**TASK PROMPT**: Before anything else, copy every record below exactly as it stands.

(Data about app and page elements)
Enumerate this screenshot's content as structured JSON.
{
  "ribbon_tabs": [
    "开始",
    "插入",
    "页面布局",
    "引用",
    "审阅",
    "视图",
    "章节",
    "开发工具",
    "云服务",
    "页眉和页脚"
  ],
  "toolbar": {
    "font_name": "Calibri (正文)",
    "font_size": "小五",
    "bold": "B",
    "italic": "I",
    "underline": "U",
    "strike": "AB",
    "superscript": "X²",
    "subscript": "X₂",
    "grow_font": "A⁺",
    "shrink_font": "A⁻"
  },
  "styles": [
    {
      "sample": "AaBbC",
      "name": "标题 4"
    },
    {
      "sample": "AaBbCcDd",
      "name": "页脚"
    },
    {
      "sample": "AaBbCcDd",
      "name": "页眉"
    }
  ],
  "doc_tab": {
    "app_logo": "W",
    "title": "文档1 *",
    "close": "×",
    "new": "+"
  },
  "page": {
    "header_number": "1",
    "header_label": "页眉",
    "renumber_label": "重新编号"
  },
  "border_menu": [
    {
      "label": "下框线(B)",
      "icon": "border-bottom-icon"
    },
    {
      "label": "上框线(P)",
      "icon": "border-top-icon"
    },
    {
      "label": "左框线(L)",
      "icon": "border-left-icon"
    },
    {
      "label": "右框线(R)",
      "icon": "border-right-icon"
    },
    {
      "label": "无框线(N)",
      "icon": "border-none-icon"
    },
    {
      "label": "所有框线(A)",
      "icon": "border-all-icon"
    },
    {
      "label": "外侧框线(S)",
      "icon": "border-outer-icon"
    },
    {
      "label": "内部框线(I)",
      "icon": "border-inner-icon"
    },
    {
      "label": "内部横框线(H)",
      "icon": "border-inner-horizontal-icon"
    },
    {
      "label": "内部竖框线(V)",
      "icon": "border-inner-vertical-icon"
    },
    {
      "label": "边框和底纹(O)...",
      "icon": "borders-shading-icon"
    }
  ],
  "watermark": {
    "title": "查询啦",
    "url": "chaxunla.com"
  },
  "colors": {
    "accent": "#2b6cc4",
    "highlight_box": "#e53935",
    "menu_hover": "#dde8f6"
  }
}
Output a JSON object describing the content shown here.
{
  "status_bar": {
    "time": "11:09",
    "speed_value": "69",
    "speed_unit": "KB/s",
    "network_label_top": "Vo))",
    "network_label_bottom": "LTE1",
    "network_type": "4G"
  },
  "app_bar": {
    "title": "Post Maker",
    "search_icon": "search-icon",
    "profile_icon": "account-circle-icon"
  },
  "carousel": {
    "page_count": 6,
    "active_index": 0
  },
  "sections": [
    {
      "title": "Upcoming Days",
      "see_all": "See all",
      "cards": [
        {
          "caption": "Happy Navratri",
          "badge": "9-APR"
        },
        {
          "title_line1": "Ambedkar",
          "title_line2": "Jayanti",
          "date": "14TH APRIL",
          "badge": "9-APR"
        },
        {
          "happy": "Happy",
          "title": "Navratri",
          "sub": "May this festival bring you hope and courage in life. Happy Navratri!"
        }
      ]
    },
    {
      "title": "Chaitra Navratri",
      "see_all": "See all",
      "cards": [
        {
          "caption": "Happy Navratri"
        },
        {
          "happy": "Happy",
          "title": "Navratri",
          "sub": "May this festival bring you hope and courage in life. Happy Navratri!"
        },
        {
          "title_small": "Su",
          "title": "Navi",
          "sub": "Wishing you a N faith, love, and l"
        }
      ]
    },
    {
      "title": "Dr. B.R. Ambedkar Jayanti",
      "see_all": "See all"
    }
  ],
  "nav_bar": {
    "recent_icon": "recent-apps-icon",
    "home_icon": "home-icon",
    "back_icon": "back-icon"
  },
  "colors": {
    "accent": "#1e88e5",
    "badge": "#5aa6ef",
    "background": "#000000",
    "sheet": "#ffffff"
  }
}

**TASK OUTPUT**:
Enumerate this screenshot's content as structured JSON.
{
  "ribbon_tabs": [
    "开始",
    "插入",
    "页面布局",
    "引用",
    "审阅",
    "视图",
    "章节",
    "开发工具",
    "云服务",
    "页眉和页脚"
  ],
  "toolbar": {
    "font_name": "Calibri (正文)",
    "font_size": "小五",
    "bold": "B",
    "italic": "I",
    "underline": "U",
    "strike": "AB",
    "superscript": "X²",
    "subscript": "X₂",
    "grow_font": "A⁺",
    "shrink_font": "A⁻"
  },
  "styles": [
    {
      "sample": "AaBbC",
      "name": "标题 4"
    },
    {
      "sample": "AaBbCcDd",
      "name": "页脚"
    },
    {
      "sample": "AaBbCcDd",
      "name": "页眉"
    }
  ],
  "doc_tab": {
    "app_logo": "W",
    "title": "文档1 *",
    "close": "×",
    "new": "+"
  },
  "page": {
    "header_number": "1",
    "header_label": "页眉",
    "renumber_label": "重新编号"
  },
  "border_menu": [
    {
      "label": "下框线(B)",
      "icon": "border-bottom-icon"
    },
    {
      "label": "上框线(P)",
      "icon": "border-top-icon"
    },
    {
      "label": "左框线(L)",
      "icon": "border-left-icon"
    },
    {
      "label": "右框线(R)",
      "icon": "border-right-icon"
    },
    {
      "label": "无框线(N)",
      "icon": "border-none-icon"
    },
    {
      "label": "所有框线(A)",
      "icon": "border-all-icon"
    },
    {
      "label": "外侧框线(S)",
      "icon": "border-outer-icon"
    },
    {
      "label": "内部框线(I)",
      "icon": "border-inner-icon"
    },
    {
      "label": "内部横框线(H)",
      "icon": "border-inner-horizontal-icon"
    },
    {
      "label": "内部竖框线(V)",
      "icon": "border-inner-vertical-icon"
    },
    {
      "label": "边框和底纹(O)...",
      "icon": "borders-shading-icon"
    }
  ],
  "watermark": {
    "title": "查询啦",
    "url": "chaxunla.com"
  },
  "colors": {
    "accent": "#2b6cc4",
    "highlight_box": "#e53935",
    "menu_hover": "#dde8f6"
  }
}
Output a JSON object describing the content shown here.
{
  "status_bar": {
    "time": "11:09",
    "speed_value": "69",
    "speed_unit": "KB/s",
    "network_label_top": "Vo))",
    "network_label_bottom": "LTE1",
    "network_type": "4G"
  },
  "app_bar": {
    "title": "Post Maker",
    "search_icon": "search-icon",
    "profile_icon": "account-circle-icon"
  },
  "carousel": {
    "page_count": 6,
    "active_index": 0
  },
  "sections": [
    {
      "title": "Upcoming Days",
      "see_all": "See all",
      "cards": [
        {
          "caption": "Happy Navratri",
          "badge": "9-APR"
        },
        {
          "title_line1": "Ambedkar",
          "title_line2": "Jayanti",
          "date": "14TH APRIL",
          "badge": "9-APR"
        },
        {
          "happy": "Happy",
          "title": "Navratri",
          "sub": "May this festival bring you hope and courage in life. Happy Navratri!"
        }
      ]
    },
    {
      "title": "Chaitra Navratri",
      "see_all": "See all",
      "cards": [
        {
          "caption": "Happy Navratri"
        },
        {
          "happy": "Happy",
          "title": "Navratri",
          "sub": "May this festival bring you hope and courage in life. Happy Navratri!"
        },
        {
          "title_small": "Su",
          "title": "Navi",
          "sub": "Wishing you a N faith, love, and l"
        }
      ]
    },
    {
      "title": "Dr. B.R. Ambedkar Jayanti",
      "see_all": "See all"
    }
  ],
  "nav_bar": {
    "recent_icon": "recent-apps-icon",
    "home_icon": "home-icon",
    "back_icon": "back-icon"
  },
  "colors": {
    "accent": "#1e88e5",
    "badge": "#5aa6ef",
    "background": "#000000",
    "sheet": "#ffffff"
  }
}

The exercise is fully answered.